All records below are to be repeated exactly, with the pictures left out.

[AVAILABLE DATA]

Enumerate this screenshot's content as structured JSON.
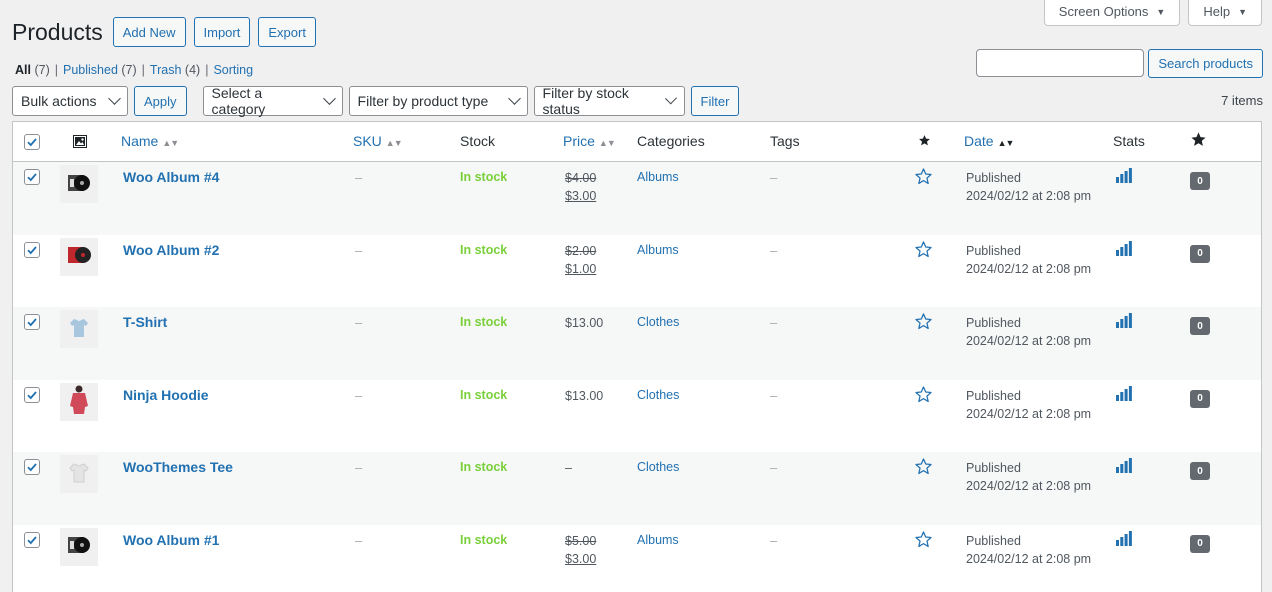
{
  "top_tabs": {
    "screen_options": "Screen Options",
    "help": "Help"
  },
  "header": {
    "title": "Products",
    "add_new": "Add New",
    "import": "Import",
    "export": "Export"
  },
  "views": {
    "all": "All",
    "all_count": "(7)",
    "published": "Published",
    "published_count": "(7)",
    "trash": "Trash",
    "trash_count": "(4)",
    "sorting": "Sorting",
    "separator": "|"
  },
  "search": {
    "button": "Search products",
    "value": ""
  },
  "filters": {
    "bulk_actions": "Bulk actions",
    "apply": "Apply",
    "category": "Select a category",
    "product_type": "Filter by product type",
    "stock_status": "Filter by stock status",
    "filter": "Filter"
  },
  "items_count": "7 items",
  "columns": {
    "name": "Name",
    "sku": "SKU",
    "stock": "Stock",
    "price": "Price",
    "categories": "Categories",
    "tags": "Tags",
    "date": "Date",
    "stats": "Stats"
  },
  "colors": {
    "link": "#2271b1",
    "instock": "#7ad03a",
    "badge": "#646970"
  },
  "rows": [
    {
      "name": "Woo Album #4",
      "sku": "–",
      "stock": "In stock",
      "price_old": "$4.00",
      "price": "$3.00",
      "category": "Albums",
      "tags": "–",
      "status": "Published",
      "date": "2024/02/12 at 2:08 pm",
      "count": "0",
      "thumb": "album-black",
      "checked": true
    },
    {
      "name": "Woo Album #2",
      "sku": "–",
      "stock": "In stock",
      "price_old": "$2.00",
      "price": "$1.00",
      "category": "Albums",
      "tags": "–",
      "status": "Published",
      "date": "2024/02/12 at 2:08 pm",
      "count": "0",
      "thumb": "album-red",
      "checked": true
    },
    {
      "name": "T-Shirt",
      "sku": "–",
      "stock": "In stock",
      "price_old": "",
      "price": "$13.00",
      "category": "Clothes",
      "tags": "–",
      "status": "Published",
      "date": "2024/02/12 at 2:08 pm",
      "count": "0",
      "thumb": "tshirt-blue",
      "checked": true
    },
    {
      "name": "Ninja Hoodie",
      "sku": "–",
      "stock": "In stock",
      "price_old": "",
      "price": "$13.00",
      "category": "Clothes",
      "tags": "–",
      "status": "Published",
      "date": "2024/02/12 at 2:08 pm",
      "count": "0",
      "thumb": "hoodie-red",
      "checked": true
    },
    {
      "name": "WooThemes Tee",
      "sku": "–",
      "stock": "In stock",
      "price_old": "",
      "price": "–",
      "category": "Clothes",
      "tags": "–",
      "status": "Published",
      "date": "2024/02/12 at 2:08 pm",
      "count": "0",
      "thumb": "tshirt-white",
      "checked": true
    },
    {
      "name": "Woo Album #1",
      "sku": "–",
      "stock": "In stock",
      "price_old": "$5.00",
      "price": "$3.00",
      "category": "Albums",
      "tags": "–",
      "status": "Published",
      "date": "2024/02/12 at 2:08 pm",
      "count": "0",
      "thumb": "album-black",
      "checked": true
    }
  ]
}
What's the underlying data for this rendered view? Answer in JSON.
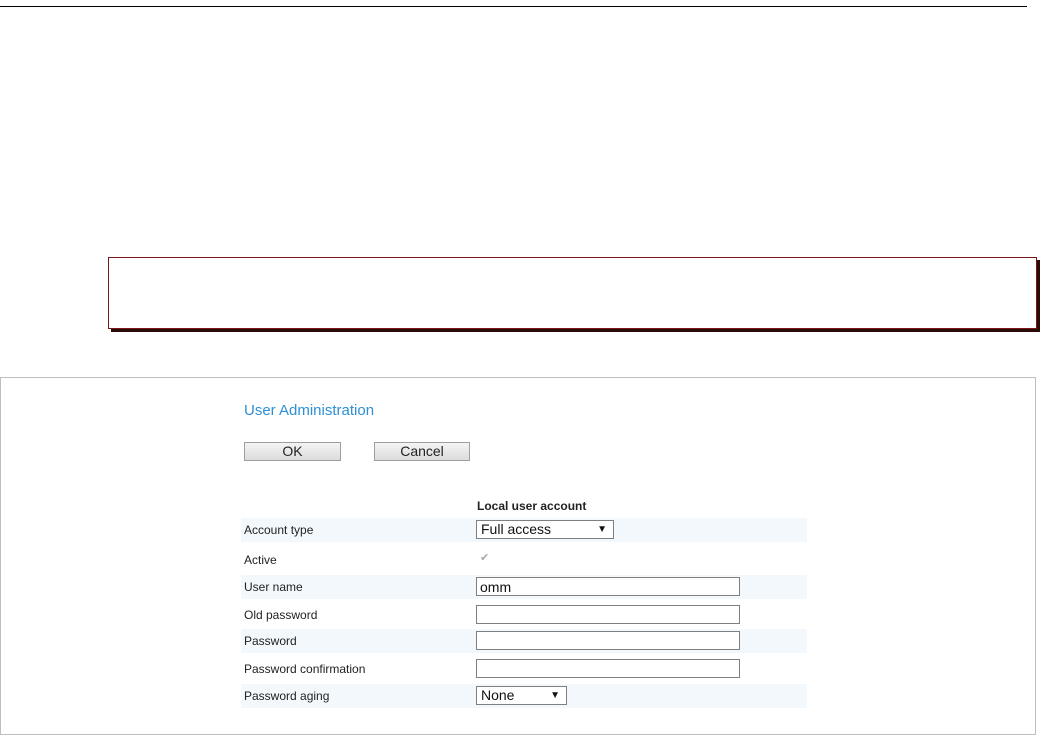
{
  "user_admin": {
    "title": "User Administration",
    "ok_label": "OK",
    "cancel_label": "Cancel",
    "section_heading": "Local user account",
    "fields": {
      "account_type": {
        "label": "Account type",
        "value": "Full access"
      },
      "active": {
        "label": "Active",
        "checked": true
      },
      "user_name": {
        "label": "User name",
        "value": "omm"
      },
      "old_password": {
        "label": "Old password",
        "value": ""
      },
      "password": {
        "label": "Password",
        "value": ""
      },
      "password_confirmation": {
        "label": "Password confirmation",
        "value": ""
      },
      "password_aging": {
        "label": "Password aging",
        "value": "None"
      }
    }
  },
  "colors": {
    "title_blue": "#2d8fd5",
    "note_border": "#7a1616",
    "row_shade": "#f2f8fc"
  },
  "icons": {
    "dropdown_arrow": "triangle-down",
    "active_check": "checkmark"
  }
}
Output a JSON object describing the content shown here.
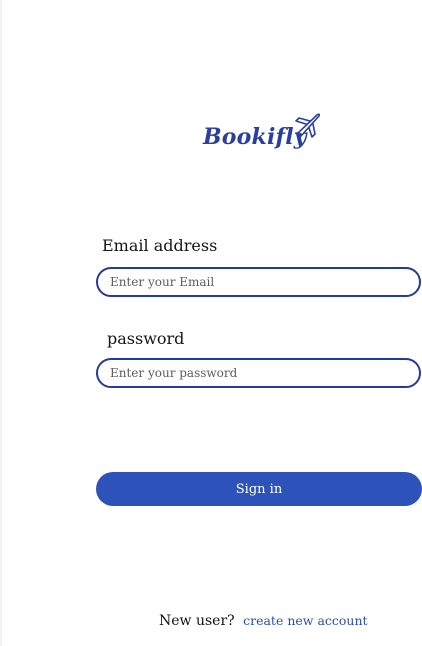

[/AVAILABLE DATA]

» **YOUR SOLUTION**:
Enumerate this screenshot's content as structured JSON.
{
  "top_tabs": {
    "screen_options": "Screen Options",
    "help": "Help"
  },
  "header": {
    "title": "Products",
    "add_new": "Add New",
    "import": "Import",
    "export": "Export"
  },
  "views": {
    "all": "All",
    "all_count": "(7)",
    "published": "Published",
    "published_count": "(7)",
    "trash": "Trash",
    "trash_count": "(4)",
    "sorting": "Sorting",
    "separator": "|"
  },
  "search": {
    "button": "Search products",
    "value": ""
  },
  "filters": {
    "bulk_actions": "Bulk actions",
    "apply": "Apply",
    "category": "Select a category",
    "product_type": "Filter by product type",
    "stock_status": "Filter by stock status",
    "filter": "Filter"
  },
  "items_count": "7 items",
  "columns": {
    "name": "Name",
    "sku": "SKU",
    "stock": "Stock",
    "price": "Price",
    "categories": "Categories",
    "tags": "Tags",
    "date": "Date",
    "stats": "Stats"
  },
  "colors": {
    "link": "#2271b1",
    "instock": "#7ad03a",
    "badge": "#646970"
  },
  "rows": [
    {
      "name": "Woo Album #4",
      "sku": "–",
      "stock": "In stock",
      "price_old": "$4.00",
      "price": "$3.00",
      "category": "Albums",
      "tags": "–",
      "status": "Published",
      "date": "2024/02/12 at 2:08 pm",
      "count": "0",
      "thumb": "album-black",
      "checked": true
    },
    {
      "name": "Woo Album #2",
      "sku": "–",
      "stock": "In stock",
      "price_old": "$2.00",
      "price": "$1.00",
      "category": "Albums",
      "tags": "–",
      "status": "Published",
      "date": "2024/02/12 at 2:08 pm",
      "count": "0",
      "thumb": "album-red",
      "checked": true
    },
    {
      "name": "T-Shirt",
      "sku": "–",
      "stock": "In stock",
      "price_old": "",
      "price": "$13.00",
      "category": "Clothes",
      "tags": "–",
      "status": "Published",
      "date": "2024/02/12 at 2:08 pm",
      "count": "0",
      "thumb": "tshirt-blue",
      "checked": true
    },
    {
      "name": "Ninja Hoodie",
      "sku": "–",
      "stock": "In stock",
      "price_old": "",
      "price": "$13.00",
      "category": "Clothes",
      "tags": "–",
      "status": "Published",
      "date": "2024/02/12 at 2:08 pm",
      "count": "0",
      "thumb": "hoodie-red",
      "checked": true
    },
    {
      "name": "WooThemes Tee",
      "sku": "–",
      "stock": "In stock",
      "price_old": "",
      "price": "–",
      "category": "Clothes",
      "tags": "–",
      "status": "Published",
      "date": "2024/02/12 at 2:08 pm",
      "count": "0",
      "thumb": "tshirt-white",
      "checked": true
    },
    {
      "name": "Woo Album #1",
      "sku": "–",
      "stock": "In stock",
      "price_old": "$5.00",
      "price": "$3.00",
      "category": "Albums",
      "tags": "–",
      "status": "Published",
      "date": "2024/02/12 at 2:08 pm",
      "count": "0",
      "thumb": "album-black",
      "checked": true
    }
  ]
}
What's the underlying data for this rendered view? Answer in JSON.
{
  "user_admin": {
    "title": "User Administration",
    "ok_label": "OK",
    "cancel_label": "Cancel",
    "section_heading": "Local user account",
    "fields": {
      "account_type": {
        "label": "Account type",
        "value": "Full access"
      },
      "active": {
        "label": "Active",
        "checked": true
      },
      "user_name": {
        "label": "User name",
        "value": "omm"
      },
      "old_password": {
        "label": "Old password",
        "value": ""
      },
      "password": {
        "label": "Password",
        "value": ""
      },
      "password_confirmation": {
        "label": "Password confirmation",
        "value": ""
      },
      "password_aging": {
        "label": "Password aging",
        "value": "None"
      }
    }
  },
  "colors": {
    "title_blue": "#2d8fd5",
    "note_border": "#7a1616",
    "row_shade": "#f2f8fc"
  },
  "icons": {
    "dropdown_arrow": "triangle-down",
    "active_check": "checkmark"
  }
}
Output a JSON object describing the content shown here.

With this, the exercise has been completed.